Teagasc today, February 4th, published the results of their fodder survey for January 2019 and it found that almost three-quarters of farmers (73%) have sufficient feed to meet their livestock requirements until the end of the housing period.
In contrast, one in four farmers reported having a fodder deficit. One in eight farms (12%) reported having a feed deficit of up to 10%, with one in six (15%) reporting a deficit in excess of 10%!
According to Teagasc, a 10% deficit equates to two-weeks feeding over a 5-month winter period. The survey found that the average fodder requirement 51T DM on farms with 69T DM of fodder in stock. The report found that most areas will have sufficient fodder to meet requirements until the planned turnout date.

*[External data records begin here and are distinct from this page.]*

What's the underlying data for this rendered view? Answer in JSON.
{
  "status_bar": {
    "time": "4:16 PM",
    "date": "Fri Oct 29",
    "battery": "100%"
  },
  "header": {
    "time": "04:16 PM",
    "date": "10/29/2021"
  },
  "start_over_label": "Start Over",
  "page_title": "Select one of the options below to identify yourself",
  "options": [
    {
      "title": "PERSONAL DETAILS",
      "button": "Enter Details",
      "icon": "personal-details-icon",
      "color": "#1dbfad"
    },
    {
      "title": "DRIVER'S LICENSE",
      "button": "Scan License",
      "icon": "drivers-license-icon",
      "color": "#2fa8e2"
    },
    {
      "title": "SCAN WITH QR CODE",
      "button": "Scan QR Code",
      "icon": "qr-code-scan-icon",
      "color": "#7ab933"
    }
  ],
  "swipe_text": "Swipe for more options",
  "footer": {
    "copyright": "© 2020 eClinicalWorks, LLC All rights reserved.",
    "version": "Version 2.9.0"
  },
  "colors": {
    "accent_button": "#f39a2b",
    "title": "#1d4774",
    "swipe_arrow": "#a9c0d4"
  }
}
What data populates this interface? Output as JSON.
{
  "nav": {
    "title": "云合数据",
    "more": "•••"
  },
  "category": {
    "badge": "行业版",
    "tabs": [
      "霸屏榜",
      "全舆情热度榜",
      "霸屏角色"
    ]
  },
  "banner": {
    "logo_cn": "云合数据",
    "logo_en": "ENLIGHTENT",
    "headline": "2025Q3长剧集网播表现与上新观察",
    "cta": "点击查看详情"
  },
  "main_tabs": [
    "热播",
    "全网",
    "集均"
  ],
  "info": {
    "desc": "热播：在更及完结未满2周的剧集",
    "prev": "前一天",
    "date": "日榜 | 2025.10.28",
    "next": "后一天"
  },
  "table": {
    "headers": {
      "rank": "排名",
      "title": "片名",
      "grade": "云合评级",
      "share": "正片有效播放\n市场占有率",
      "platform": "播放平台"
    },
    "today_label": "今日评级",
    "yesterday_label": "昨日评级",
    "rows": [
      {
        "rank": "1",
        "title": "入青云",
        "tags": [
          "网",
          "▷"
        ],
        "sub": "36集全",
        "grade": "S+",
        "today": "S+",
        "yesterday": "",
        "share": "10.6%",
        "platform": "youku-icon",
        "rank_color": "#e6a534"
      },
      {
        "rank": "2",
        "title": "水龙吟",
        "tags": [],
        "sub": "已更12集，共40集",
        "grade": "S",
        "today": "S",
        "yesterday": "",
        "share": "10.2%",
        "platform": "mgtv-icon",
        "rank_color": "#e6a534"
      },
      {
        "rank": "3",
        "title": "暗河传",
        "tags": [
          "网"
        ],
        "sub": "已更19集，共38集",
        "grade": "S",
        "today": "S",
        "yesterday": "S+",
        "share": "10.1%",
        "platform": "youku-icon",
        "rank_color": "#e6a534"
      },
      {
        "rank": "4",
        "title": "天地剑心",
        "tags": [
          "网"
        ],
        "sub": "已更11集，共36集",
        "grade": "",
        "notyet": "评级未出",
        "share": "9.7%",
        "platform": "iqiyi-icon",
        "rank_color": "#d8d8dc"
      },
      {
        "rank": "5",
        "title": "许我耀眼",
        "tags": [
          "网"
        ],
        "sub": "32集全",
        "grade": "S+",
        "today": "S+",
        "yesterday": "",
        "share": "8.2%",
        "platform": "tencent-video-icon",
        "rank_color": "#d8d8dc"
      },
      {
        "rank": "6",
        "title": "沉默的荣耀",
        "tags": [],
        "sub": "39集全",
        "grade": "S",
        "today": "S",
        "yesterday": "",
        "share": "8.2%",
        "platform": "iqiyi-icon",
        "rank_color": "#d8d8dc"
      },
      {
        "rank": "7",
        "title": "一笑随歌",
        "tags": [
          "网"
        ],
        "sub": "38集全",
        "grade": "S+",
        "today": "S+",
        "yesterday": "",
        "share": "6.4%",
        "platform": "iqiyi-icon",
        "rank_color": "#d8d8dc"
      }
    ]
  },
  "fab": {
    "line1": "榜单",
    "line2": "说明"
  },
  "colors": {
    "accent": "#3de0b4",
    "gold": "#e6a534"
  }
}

Commenting on the results, Teagasc Ruminant Nutrition specialist, Brian Garry said the results show that the effects of last summer’s drought can still be felt this year.
“while on average farmers have reported having enough fodder on hands; one in four farmers reported a fodder deficit, with over half of these reporting a deficit of greater than 10%.” He said.
“So the effects of last summer’s drought could still be felt this spring. This situation could be exacerbated if we get a late spring, resulting in a later turnout than planned on the farms completing this survey.” Brian added.
The Teagasc ruminant specialist reminded farmers of the importance of rechecking fodder supplies and to make arrangements to source sufficient supplies, should weather turn poor at turnout.
Teagasc also issued a number of key management practises that farmers should include:
- Return stock to grazing as soon as conditions allow – on-farm measurements indicate that there is more grass on farms this spring than in previous years.
- Sell animals as they become fit for sale/slaughter.
- Avoid panic buying- purchase feed in advance if possible.
- Ensure finance is available to purchase additional feed if required.